Penn State Campuses To Stay Largely Closed For Summer, As University Stays Online Due To COVID-19
Penn State will continue holding classes online, not in-person, this summer. The university pointed to the need to protect the health of students and employees as COVID-19 continues to spread.
Penn State is leaving open the possibility of returning to on-campus classes in its second summer session. The university says that decision will be based on guidance from government and health authorities.
The move to online learning applies to all of the university’s campuses.
The university will adjust tuition to reflect the change.
“As Pennsylvania’s land-grant institution, we recognize the sustained financial hardship the coronavirus pandemic is putting on Pennsylvania families, and families everywhere,” said Penn State President Eric Barron in a news release announcing the decision.
Marisa Cameron, a junior majoring in economics and public relations at Penn State, is from Bellefonte. She said she gets why the university made the decision to stay online, but it’s frustrating.
“Part of the reason why people go to Penn State and love it so much is because of the culture, and the culture is on campus. So, it’ll be, it’ll be nice to get back there," Cameron said.
Barron said the decision will impact the revenue stream for the university, but it won’t change the quality of the programs.
According to a spokesman, Penn State currently estimates that it will see more than $138 million in revenue losses and $6.5 million in added expenses this semester.
The state is under stay-at-home orders at least through the end of the month. And most Penn State employees are working remotely.
That will last through at least May 8th. A spokesman said a decision about whether that will continue will be based on possible extensions to Gov. Wolf’s orders and the guidance of public health authorities.

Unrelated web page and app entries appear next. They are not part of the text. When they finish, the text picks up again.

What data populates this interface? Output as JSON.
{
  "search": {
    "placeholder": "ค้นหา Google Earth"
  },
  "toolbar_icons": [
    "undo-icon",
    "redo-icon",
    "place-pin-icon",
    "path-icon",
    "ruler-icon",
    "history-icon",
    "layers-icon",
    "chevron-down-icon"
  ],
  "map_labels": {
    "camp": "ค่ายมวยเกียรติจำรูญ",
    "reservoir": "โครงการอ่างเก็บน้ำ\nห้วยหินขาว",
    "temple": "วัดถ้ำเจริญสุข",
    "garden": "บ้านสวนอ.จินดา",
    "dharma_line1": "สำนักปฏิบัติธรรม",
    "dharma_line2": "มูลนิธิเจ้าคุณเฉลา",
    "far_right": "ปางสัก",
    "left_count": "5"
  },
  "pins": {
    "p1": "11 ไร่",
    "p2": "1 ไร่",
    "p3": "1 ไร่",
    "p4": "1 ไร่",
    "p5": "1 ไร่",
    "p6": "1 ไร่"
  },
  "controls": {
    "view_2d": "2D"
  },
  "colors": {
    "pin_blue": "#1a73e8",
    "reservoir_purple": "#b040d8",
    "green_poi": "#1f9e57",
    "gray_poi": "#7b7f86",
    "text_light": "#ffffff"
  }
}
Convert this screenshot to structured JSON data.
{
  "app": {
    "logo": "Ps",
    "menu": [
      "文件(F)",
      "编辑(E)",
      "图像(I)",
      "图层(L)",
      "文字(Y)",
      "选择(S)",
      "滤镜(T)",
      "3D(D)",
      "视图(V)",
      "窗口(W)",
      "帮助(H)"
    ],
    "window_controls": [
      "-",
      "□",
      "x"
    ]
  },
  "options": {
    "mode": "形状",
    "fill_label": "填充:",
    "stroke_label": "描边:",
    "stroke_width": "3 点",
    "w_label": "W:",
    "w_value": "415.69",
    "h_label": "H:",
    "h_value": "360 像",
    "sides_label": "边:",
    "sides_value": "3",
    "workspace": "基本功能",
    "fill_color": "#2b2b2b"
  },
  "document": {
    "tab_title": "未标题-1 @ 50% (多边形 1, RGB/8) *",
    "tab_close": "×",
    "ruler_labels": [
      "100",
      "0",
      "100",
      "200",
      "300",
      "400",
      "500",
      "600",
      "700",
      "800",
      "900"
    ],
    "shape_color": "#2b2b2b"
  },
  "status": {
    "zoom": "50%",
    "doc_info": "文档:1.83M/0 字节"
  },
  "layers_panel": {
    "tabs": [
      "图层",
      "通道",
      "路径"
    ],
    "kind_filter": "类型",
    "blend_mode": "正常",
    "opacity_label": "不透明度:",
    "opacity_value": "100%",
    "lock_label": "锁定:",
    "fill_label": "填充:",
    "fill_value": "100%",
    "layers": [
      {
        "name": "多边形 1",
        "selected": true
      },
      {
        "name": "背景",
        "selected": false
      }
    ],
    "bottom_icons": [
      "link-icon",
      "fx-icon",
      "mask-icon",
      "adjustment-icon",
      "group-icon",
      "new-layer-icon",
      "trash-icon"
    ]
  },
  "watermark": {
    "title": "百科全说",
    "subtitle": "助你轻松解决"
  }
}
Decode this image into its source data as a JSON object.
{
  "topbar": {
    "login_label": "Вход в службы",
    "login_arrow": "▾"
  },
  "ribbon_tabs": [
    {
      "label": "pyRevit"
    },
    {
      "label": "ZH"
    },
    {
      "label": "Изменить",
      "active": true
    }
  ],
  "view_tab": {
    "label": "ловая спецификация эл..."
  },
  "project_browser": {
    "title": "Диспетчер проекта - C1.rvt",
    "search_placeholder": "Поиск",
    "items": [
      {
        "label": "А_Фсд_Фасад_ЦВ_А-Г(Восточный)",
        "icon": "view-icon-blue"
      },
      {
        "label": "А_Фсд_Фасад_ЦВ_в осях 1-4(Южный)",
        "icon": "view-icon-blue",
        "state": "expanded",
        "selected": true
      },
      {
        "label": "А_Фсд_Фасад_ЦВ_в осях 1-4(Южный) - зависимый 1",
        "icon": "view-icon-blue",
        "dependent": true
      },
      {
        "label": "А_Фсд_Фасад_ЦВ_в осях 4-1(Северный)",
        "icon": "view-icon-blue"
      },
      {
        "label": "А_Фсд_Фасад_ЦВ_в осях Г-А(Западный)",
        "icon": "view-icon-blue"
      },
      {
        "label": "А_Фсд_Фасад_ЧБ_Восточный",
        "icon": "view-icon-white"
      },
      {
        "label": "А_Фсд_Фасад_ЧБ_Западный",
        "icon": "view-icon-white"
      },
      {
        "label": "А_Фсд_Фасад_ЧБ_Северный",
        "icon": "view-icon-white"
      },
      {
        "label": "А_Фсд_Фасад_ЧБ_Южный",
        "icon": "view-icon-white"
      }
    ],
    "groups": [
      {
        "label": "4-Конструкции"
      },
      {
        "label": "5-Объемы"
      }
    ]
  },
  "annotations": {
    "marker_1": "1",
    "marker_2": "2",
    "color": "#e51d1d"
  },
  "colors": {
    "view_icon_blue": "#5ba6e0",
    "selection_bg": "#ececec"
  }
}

The spokesman said any decisions on the fall sports season will be based on guidelines and recommendations from government and public health authorities, as well as the NCAA and Big Ten.